*TASK PROMPT*.
Pull each line holding "android" out of the entries below.

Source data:
[Start of Attachment]

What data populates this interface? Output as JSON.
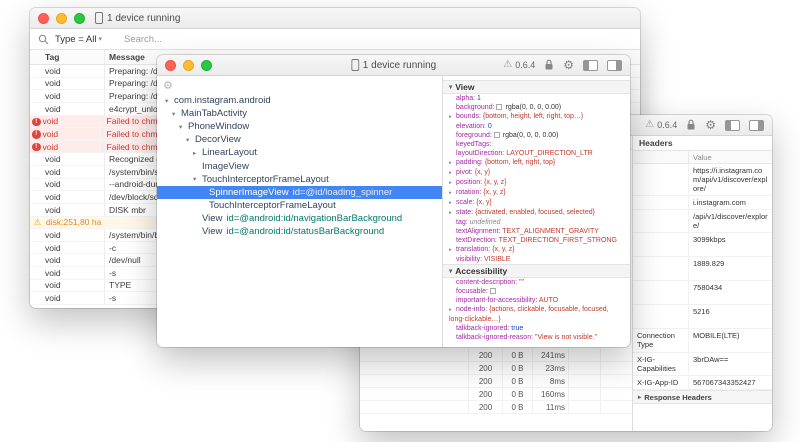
{
  "icons": {
    "warning": "⚠",
    "gear": "⚙",
    "chevron_down": "▾",
    "arrow_down": "▾",
    "arrow_right": "▸",
    "error_mark": "!"
  },
  "colors": {
    "selection_blue": "#4285f4",
    "error_red": "#cf3934",
    "warning_orange": "#e0891f",
    "prop_name_purple": "#a626a4",
    "enum_red": "#c0392b",
    "number_blue": "#1048bf",
    "tree_id_teal": "#00796b"
  },
  "log_window": {
    "title": "1 device running",
    "filter_label": "Type = All",
    "search_placeholder": "Search...",
    "columns": [
      "Tag",
      "Message"
    ],
    "rows": [
      {
        "severity": "normal",
        "tag": "void",
        "message": "Preparing: /data"
      },
      {
        "severity": "normal",
        "tag": "void",
        "message": "Preparing: /data"
      },
      {
        "severity": "normal",
        "tag": "void",
        "message": "Preparing: /data"
      },
      {
        "severity": "normal",
        "tag": "void",
        "message": "e4crypt_unlock_"
      },
      {
        "severity": "error",
        "tag": "void",
        "message": "Failed to chmod"
      },
      {
        "severity": "error",
        "tag": "void",
        "message": "Failed to chmod"
      },
      {
        "severity": "error",
        "tag": "void",
        "message": "Failed to chmod"
      },
      {
        "severity": "normal",
        "tag": "void",
        "message": "Recognized expe"
      },
      {
        "severity": "normal",
        "tag": "void",
        "message": "/system/bin/sgd"
      },
      {
        "severity": "normal",
        "tag": "void",
        "message": "--android-dump"
      },
      {
        "severity": "normal",
        "tag": "void",
        "message": "/dev/block/sd"
      },
      {
        "severity": "normal",
        "tag": "void",
        "message": "DISK mbr"
      },
      {
        "severity": "warning",
        "tag": "",
        "message": "disk:251,80 ha",
        "span": true
      },
      {
        "severity": "normal",
        "tag": "void",
        "message": "/system/bin/blk"
      },
      {
        "severity": "normal",
        "tag": "void",
        "message": "-c"
      },
      {
        "severity": "normal",
        "tag": "void",
        "message": "/dev/null"
      },
      {
        "severity": "normal",
        "tag": "void",
        "message": "-s"
      },
      {
        "severity": "normal",
        "tag": "void",
        "message": "TYPE"
      },
      {
        "severity": "normal",
        "tag": "void",
        "message": "-s"
      }
    ]
  },
  "layout_window": {
    "title": "1 device running",
    "version": "0.6.4",
    "tree": [
      {
        "indent": 0,
        "arrow": "down",
        "label": "com.instagram.android"
      },
      {
        "indent": 1,
        "arrow": "down",
        "label": "MainTabActivity"
      },
      {
        "indent": 2,
        "arrow": "down",
        "label": "PhoneWindow"
      },
      {
        "indent": 3,
        "arrow": "down",
        "label": "DecorView"
      },
      {
        "indent": 4,
        "arrow": "right",
        "label": "LinearLayout"
      },
      {
        "indent": 4,
        "arrow": "none",
        "label": "ImageView"
      },
      {
        "indent": 4,
        "arrow": "down",
        "label": "TouchInterceptorFrameLayout"
      },
      {
        "indent": 5,
        "arrow": "none",
        "label": "SpinnerImageView",
        "id": "id=@id/loading_spinner",
        "selected": true
      },
      {
        "indent": 5,
        "arrow": "none",
        "label": "TouchInterceptorFrameLayout"
      },
      {
        "indent": 4,
        "arrow": "none",
        "label": "View",
        "id": "id=@android:id/navigationBarBackground"
      },
      {
        "indent": 4,
        "arrow": "none",
        "label": "View",
        "id": "id=@android:id/statusBarBackground"
      }
    ],
    "sections": [
      {
        "title": "View",
        "props": [
          {
            "name": "alpha",
            "value": "1",
            "type": "number"
          },
          {
            "name": "background",
            "value": "rgba(0, 0, 0, 0.00)",
            "type": "color"
          },
          {
            "name": "bounds",
            "value": "{bottom, height, left, right, top…}",
            "type": "object"
          },
          {
            "name": "elevation",
            "value": "0",
            "type": "number"
          },
          {
            "name": "foreground",
            "value": "rgba(0, 0, 0, 0.00)",
            "type": "color"
          },
          {
            "name": "keyedTags",
            "value": "",
            "type": "empty"
          },
          {
            "name": "layoutDirection",
            "value": "LAYOUT_DIRECTION_LTR",
            "type": "enum"
          },
          {
            "name": "padding",
            "value": "{bottom, left, right, top}",
            "type": "object"
          },
          {
            "name": "pivot",
            "value": "{x, y}",
            "type": "object"
          },
          {
            "name": "position",
            "value": "{x, y, z}",
            "type": "object"
          },
          {
            "name": "rotation",
            "value": "{x, y, z}",
            "type": "object"
          },
          {
            "name": "scale",
            "value": "{x, y}",
            "type": "object"
          },
          {
            "name": "state",
            "value": "{activated, enabled, focused, selected}",
            "type": "object"
          },
          {
            "name": "tag",
            "value": "undefined",
            "type": "undefined"
          },
          {
            "name": "textAlignment",
            "value": "TEXT_ALIGNMENT_GRAVITY",
            "type": "enum"
          },
          {
            "name": "textDirection",
            "value": "TEXT_DIRECTION_FIRST_STRONG",
            "type": "enum"
          },
          {
            "name": "translation",
            "value": "{x, y, z}",
            "type": "object"
          },
          {
            "name": "visibility",
            "value": "VISIBLE",
            "type": "enum"
          }
        ]
      },
      {
        "title": "Accessibility",
        "props": [
          {
            "name": "content-description",
            "value": "\"\"",
            "type": "string"
          },
          {
            "name": "focusable",
            "value": "",
            "type": "checkbox"
          },
          {
            "name": "important-for-accessibility",
            "value": "AUTO",
            "type": "enum"
          },
          {
            "name": "node-info",
            "value": "{actions, clickable, focusable, focused, long-clickable…}",
            "type": "object"
          },
          {
            "name": "talkback-ignored",
            "value": "true",
            "type": "boolean"
          },
          {
            "name": "talkback-ignored-reason",
            "value": "\"View is not visible.\"",
            "type": "string"
          }
        ]
      }
    ]
  },
  "network_window": {
    "version": "0.6.4",
    "detail": {
      "title": "Headers",
      "value_column": "Value",
      "rows": [
        {
          "name": "",
          "value": "https://i.instagram.com/api/v1/discover/explore/"
        },
        {
          "name": "",
          "value": "i.instagram.com"
        },
        {
          "name": "",
          "value": "/api/v1/discover/explore/"
        },
        {
          "name": "",
          "value": "3099kbps",
          "tall": true
        },
        {
          "name": "",
          "value": "1889.829",
          "tall": true
        },
        {
          "name": "",
          "value": "7580434",
          "tall": true
        },
        {
          "name": "",
          "value": "5216",
          "tall": true
        },
        {
          "name": "Connection Type",
          "value": "MOBILE(LTE)",
          "tall": true
        },
        {
          "name": "X-IG-Capabilities",
          "value": "3brDAw=="
        },
        {
          "name": "X-IG-App-ID",
          "value": "567067343352427"
        }
      ],
      "section": "Response Headers"
    },
    "requests": [
      {
        "url": "",
        "status": "200",
        "size": "0 B",
        "time": "241ms"
      },
      {
        "url": "",
        "status": "200",
        "size": "0 B",
        "time": "23ms"
      },
      {
        "url": "",
        "status": "200",
        "size": "0 B",
        "time": "8ms"
      },
      {
        "url": "",
        "status": "200",
        "size": "0 B",
        "time": "160ms"
      },
      {
        "url": "",
        "status": "200",
        "size": "0 B",
        "time": "11ms"
      }
    ]
  }
}
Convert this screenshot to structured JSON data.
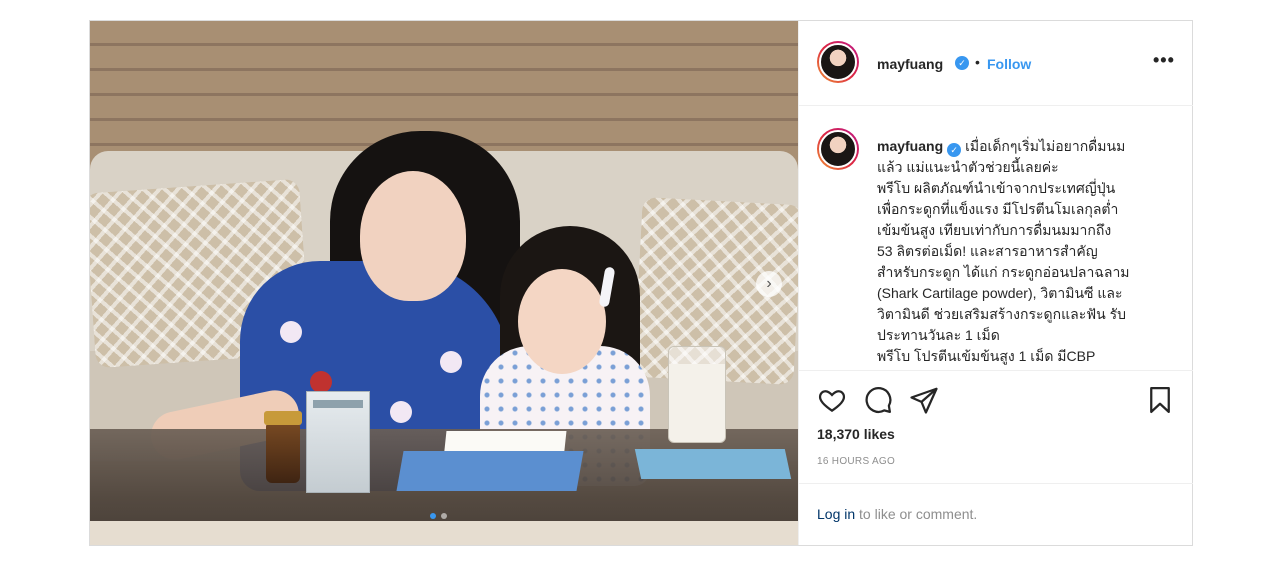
{
  "post": {
    "username": "mayfuang",
    "verified_badge": "✓",
    "separator": "•",
    "follow_label": "Follow",
    "more_label": "•••",
    "caption_lines": [
      "เมื่อเด็กๆเริ่มไม่อยากดื่มนม",
      "แล้ว   แม่แนะนำตัวช่วยนี้เลยค่ะ",
      "พรีโบ ผลิตภัณฑ์นำเข้าจากประเทศญี่ปุ่น",
      "เพื่อกระดูกที่แข็งแรง มีโปรตีนโมเลกุลต่ำ",
      "เข้มข้นสูง เทียบเท่ากับการดื่มนมมากถึง",
      "53 ลิตรต่อเม็ด!  และสารอาหารสำคัญ",
      "สำหรับกระดูก ได้แก่ กระดูกอ่อนปลาฉลาม",
      "(Shark Cartilage powder), วิตามินซี และ",
      "วิตามินดี ช่วยเสริมสร้างกระดูกและฟัน รับ",
      "ประทานวันละ 1 เม็ด",
      "พรีโบ โปรตีนเข้มข้นสูง 1 เม็ด มีCBP"
    ],
    "likes": "18,370 likes",
    "time": "16 HOURS AGO",
    "login_link": "Log in",
    "login_rest": " to like or comment."
  },
  "icons": {
    "like": "heart-icon",
    "comment": "comment-icon",
    "share": "share-icon",
    "save": "bookmark-icon",
    "next": "chevron-right-icon"
  },
  "colors": {
    "accent": "#3897f0",
    "text": "#262626",
    "muted": "#8e8e8e",
    "link": "#003569",
    "border": "#dbdbdb"
  },
  "carousel": {
    "dots": 2,
    "active_index": 0
  }
}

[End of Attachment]

*TASK RESPONSE*.
        "message": "--android-dump"
        "label": "com.instagram.android"
        "id": "id=@android:id/navigationBarBackground"
        "id": "id=@android:id/statusBarBackground"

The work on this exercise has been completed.